With entry to Tibet restricted and the British dependent on training Indian ‘spies’ to explore and collect information about the region, Major Hay engaged a Tibetan monk from Lhasa whom he referred to as ‘my Lama’ – a term for a well-educated monk.
He asked him to use insider knowledge to ‘draw and describe Tibet’ from memory.
Dr Lange said she doesn’t yet know the name of the monk. However, it is known he was a travelling lama who was probably on pilgrimage when he met Major Hay.
He was also experienced in drawing and had in-depth local knowledge.
The monk likely travelled along the route of the maps and drew them from memory.
The drawings contain topographical details such as mountains, lakes and rivers as well as flora and fauna.
There is also detailed information about infrastructure such as bridges, ferries, military garrisons and monasteries.
There are also annotations on the maps both in Tibetan, in the handwriting of the monk, and in English, in the handwriting of Major Hay.
“From the view of Tibetology, it’s the most comprehensive and first pictorial map of the whole of Tibet made by a Tibetan lama and commissioned by a British official in the mid-19th century,” said Dr Lange.
However, she said mystery continues to surround how Dundee-raised Dr Thomas Wise, whose collection of other Tibetan artefacts are on display in McManus alongside the maps, came to acquire them.
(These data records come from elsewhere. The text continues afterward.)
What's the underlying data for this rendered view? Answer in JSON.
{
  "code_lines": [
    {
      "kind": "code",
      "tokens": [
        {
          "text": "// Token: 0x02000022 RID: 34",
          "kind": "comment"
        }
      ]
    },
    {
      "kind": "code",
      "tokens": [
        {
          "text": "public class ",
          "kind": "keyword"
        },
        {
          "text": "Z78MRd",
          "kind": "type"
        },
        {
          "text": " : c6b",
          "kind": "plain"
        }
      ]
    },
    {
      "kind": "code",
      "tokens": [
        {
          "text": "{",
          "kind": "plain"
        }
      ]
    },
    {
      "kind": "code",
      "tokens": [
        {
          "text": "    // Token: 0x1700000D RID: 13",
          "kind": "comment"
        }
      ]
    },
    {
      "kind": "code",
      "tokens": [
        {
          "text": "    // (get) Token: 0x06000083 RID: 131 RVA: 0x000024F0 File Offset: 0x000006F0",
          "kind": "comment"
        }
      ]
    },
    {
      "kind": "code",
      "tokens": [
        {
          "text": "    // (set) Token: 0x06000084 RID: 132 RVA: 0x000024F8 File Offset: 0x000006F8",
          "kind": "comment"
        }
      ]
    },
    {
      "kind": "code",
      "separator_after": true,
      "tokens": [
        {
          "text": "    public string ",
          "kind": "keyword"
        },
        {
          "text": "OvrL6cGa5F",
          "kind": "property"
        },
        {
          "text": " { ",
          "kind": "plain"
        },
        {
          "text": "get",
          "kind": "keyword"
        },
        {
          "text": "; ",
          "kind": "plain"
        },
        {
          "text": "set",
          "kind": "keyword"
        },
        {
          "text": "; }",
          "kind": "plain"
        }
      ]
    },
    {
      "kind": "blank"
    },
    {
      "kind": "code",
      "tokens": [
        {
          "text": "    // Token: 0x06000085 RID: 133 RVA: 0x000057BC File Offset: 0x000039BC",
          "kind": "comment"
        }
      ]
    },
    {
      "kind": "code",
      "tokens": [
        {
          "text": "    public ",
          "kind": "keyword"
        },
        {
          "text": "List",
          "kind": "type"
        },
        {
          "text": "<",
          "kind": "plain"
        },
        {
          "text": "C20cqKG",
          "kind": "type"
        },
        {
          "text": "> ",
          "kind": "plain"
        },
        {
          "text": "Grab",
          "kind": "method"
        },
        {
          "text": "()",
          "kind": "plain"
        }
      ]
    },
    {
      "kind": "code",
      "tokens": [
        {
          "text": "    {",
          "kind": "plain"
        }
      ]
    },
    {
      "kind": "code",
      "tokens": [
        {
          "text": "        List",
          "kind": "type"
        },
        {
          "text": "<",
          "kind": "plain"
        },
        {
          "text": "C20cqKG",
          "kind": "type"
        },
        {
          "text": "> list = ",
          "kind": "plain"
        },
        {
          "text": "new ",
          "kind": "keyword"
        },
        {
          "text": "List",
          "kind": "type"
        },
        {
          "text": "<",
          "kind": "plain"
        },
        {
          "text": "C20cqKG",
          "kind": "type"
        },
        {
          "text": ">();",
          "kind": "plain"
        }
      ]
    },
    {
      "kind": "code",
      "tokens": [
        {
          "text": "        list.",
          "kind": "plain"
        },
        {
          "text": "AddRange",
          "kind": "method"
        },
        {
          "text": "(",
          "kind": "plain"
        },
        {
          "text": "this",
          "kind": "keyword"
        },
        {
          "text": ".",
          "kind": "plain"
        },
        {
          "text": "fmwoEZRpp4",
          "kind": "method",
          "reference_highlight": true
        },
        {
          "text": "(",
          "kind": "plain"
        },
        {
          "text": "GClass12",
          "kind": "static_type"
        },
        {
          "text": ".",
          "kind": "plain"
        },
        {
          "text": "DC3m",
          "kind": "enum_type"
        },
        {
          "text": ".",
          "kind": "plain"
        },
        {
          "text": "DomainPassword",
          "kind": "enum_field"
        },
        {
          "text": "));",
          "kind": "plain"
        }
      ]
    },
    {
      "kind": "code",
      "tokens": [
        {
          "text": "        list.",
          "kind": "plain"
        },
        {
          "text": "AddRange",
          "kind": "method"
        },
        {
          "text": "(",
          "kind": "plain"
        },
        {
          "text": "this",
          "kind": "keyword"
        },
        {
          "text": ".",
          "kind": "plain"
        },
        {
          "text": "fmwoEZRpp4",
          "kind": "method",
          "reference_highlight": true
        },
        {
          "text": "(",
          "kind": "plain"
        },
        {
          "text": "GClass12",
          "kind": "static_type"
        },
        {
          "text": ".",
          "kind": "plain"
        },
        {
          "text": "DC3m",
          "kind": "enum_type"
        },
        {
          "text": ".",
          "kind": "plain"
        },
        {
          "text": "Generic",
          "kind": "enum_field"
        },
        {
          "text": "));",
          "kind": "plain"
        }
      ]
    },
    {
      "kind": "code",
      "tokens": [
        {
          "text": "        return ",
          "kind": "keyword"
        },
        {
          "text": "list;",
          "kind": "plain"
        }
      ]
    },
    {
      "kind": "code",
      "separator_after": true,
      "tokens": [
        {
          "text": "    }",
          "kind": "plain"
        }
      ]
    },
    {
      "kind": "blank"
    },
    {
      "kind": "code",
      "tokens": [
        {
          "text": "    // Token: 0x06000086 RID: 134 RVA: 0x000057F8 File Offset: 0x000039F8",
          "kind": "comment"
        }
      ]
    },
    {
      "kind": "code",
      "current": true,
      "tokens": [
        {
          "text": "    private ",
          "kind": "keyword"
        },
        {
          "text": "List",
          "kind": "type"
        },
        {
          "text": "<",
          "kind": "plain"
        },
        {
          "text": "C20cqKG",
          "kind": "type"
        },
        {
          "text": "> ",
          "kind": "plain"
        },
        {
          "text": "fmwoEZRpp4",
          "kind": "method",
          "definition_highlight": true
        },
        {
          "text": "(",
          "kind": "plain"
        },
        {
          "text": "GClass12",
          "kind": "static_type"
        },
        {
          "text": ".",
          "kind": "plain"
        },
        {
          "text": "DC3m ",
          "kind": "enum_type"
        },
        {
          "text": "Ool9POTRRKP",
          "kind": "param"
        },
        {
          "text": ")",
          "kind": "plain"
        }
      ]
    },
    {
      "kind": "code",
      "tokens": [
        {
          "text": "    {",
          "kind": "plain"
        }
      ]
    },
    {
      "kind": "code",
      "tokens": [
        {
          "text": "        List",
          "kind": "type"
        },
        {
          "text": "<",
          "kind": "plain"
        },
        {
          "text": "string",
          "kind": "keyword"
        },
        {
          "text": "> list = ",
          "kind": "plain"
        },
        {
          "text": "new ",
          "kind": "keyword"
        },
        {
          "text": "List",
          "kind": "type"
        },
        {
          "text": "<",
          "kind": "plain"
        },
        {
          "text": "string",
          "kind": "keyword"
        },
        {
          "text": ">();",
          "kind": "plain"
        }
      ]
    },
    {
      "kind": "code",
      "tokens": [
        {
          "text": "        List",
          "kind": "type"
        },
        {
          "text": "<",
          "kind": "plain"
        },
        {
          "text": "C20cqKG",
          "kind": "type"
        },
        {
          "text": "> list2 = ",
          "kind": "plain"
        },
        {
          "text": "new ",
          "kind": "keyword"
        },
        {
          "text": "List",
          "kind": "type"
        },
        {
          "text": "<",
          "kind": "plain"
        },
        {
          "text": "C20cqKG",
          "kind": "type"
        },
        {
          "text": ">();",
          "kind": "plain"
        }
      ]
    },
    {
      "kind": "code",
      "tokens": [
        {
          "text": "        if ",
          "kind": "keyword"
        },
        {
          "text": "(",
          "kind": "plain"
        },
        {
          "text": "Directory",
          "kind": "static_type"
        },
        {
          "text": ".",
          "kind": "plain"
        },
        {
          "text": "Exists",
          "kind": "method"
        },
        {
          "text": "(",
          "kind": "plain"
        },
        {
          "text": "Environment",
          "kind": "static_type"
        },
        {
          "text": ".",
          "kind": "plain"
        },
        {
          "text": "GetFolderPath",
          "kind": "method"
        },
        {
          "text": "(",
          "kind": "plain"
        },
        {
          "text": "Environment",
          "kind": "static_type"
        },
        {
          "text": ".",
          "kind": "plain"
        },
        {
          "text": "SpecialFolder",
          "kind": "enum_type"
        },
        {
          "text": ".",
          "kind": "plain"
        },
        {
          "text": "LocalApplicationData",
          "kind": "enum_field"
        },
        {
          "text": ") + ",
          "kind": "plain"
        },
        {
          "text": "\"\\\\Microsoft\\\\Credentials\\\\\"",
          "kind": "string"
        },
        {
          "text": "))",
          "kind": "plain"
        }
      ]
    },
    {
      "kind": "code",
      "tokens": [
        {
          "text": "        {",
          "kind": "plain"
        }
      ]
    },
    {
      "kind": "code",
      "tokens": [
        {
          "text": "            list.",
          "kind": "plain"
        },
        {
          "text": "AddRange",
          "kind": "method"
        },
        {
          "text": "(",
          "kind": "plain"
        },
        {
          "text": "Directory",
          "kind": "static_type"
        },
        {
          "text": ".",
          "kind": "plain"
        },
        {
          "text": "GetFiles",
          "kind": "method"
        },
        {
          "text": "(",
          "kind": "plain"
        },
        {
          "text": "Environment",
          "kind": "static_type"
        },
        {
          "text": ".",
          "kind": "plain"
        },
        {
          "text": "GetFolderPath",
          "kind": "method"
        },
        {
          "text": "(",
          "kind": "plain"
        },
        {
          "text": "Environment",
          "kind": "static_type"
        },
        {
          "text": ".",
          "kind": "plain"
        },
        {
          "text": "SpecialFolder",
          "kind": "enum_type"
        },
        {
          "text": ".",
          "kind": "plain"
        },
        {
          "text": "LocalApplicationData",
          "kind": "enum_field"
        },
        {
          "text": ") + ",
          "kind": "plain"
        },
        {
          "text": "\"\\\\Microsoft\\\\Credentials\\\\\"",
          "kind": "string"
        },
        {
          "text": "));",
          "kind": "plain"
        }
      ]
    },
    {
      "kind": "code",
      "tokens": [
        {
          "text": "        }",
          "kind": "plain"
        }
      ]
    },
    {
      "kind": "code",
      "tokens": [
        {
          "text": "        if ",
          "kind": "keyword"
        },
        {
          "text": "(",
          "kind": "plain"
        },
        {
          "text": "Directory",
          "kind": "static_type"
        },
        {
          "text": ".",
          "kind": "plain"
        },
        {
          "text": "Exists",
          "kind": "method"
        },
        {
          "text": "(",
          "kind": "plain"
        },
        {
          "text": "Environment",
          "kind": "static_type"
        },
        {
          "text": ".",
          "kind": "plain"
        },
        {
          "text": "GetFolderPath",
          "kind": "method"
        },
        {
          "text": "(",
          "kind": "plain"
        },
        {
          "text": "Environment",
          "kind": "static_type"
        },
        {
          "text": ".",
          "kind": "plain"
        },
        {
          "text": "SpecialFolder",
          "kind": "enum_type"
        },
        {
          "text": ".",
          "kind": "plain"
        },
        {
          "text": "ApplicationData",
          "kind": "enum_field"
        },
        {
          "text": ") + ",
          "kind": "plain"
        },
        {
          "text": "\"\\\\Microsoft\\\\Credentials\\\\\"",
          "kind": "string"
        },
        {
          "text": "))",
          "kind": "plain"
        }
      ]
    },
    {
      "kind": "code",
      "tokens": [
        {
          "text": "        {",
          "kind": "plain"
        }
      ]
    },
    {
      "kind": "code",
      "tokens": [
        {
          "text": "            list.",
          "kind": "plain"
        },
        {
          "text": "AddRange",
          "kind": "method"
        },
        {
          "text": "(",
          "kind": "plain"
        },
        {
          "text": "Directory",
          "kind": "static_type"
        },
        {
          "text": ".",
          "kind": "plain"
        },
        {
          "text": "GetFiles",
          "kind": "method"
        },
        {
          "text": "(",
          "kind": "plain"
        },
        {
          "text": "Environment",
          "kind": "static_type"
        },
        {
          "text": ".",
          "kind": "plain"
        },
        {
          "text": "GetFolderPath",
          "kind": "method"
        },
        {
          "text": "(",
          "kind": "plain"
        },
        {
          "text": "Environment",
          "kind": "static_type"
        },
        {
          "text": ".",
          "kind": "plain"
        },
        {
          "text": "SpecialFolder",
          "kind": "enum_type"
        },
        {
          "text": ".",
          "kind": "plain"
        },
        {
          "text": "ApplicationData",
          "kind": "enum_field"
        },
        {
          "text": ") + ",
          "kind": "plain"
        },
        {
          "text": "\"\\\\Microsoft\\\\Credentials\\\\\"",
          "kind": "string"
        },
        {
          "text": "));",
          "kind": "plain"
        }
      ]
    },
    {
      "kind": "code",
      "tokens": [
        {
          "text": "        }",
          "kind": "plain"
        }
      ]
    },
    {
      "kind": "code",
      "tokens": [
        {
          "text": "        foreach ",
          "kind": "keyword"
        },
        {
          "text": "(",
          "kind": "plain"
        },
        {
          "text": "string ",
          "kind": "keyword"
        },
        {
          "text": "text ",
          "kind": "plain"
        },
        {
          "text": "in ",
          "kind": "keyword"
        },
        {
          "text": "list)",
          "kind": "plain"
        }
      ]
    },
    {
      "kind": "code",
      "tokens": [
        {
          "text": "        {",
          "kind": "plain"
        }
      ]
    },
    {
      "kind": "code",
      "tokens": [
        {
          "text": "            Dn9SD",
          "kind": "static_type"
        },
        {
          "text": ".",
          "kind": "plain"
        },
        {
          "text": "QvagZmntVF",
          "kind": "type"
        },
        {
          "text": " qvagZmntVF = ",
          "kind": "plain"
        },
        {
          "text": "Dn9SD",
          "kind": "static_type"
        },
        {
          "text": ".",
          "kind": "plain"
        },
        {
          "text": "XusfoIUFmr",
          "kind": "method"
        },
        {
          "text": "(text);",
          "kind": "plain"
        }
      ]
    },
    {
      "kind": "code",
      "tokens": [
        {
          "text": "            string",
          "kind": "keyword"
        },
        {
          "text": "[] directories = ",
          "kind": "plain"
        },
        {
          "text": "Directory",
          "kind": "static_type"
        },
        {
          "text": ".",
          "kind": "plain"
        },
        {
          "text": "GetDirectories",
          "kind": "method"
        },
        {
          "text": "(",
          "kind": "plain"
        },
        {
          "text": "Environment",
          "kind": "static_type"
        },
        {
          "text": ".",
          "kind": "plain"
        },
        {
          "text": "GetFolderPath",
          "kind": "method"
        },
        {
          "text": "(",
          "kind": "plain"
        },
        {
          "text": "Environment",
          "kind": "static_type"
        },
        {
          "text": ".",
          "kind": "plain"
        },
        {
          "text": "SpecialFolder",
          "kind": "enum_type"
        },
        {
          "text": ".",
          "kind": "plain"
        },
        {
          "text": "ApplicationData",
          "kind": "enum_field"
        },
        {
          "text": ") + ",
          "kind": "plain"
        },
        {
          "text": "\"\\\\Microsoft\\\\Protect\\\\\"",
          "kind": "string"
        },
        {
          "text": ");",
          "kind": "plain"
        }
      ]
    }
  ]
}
She suspects it’s because Major Hay, who most likely commissioned the maps in an attempt to make money from the British government, could not persuade the Royal Geographical Society to buy them for their collection.
“Although he was a fellow of the RGS, it’s my theory that because the maps are very pictorial, they were not taken seriously,” she said.
“They were made by a Tibetan lama who did not grow up with Google Earth. Trained as a monk, he was trained in memorising texts by heart, so would have had an amazing visual memory.
“But they didn’t look like accurate maps that were being made by western standards at the time.
“In those days there weren’t any other maps of Tibet, so it was difficult to prove they were correct. I think that’s why they were probably rejected.”
Dr Lange says the “only gap” in her research is how Wise, who worked with the Indian Medical Service, acquired them.
However, she assumes that Hay sold them to Wise, who was regarded as a true polymath, because he was “definitely interested in the topic and the material”.
She added: “If Hay would have published this collection I think I’m sure he would be regarded as one of the pioneers of Tibetan studies nowadays. But he sold his potential fame to Wise.
“For me it’s important for me to understand this collection as a whole. It’s great to see Wise’ objects and selection of the maps united in Dundee for the first time.
“My dream is that one day the whole collection, including all the maps and the story of the collection, can be displayed together.”
*The talk by Dr Diana Lange from Humbolt University in Berlin – Journey Of Discovery: The “Tibet Collection” Of Thomas Alexander Wise – takes place at The McManus, Dundee, at 6pm on April 18. Tickets priced £5 or £3 (conc) are available from https://www.eventbrite.co.uk/e/journey-of-discovery-the-tibet-collection-of-thomas-alexander-wise-tickets-55911522870
The free Wise Ways exhibition runs at The McManus until August 25.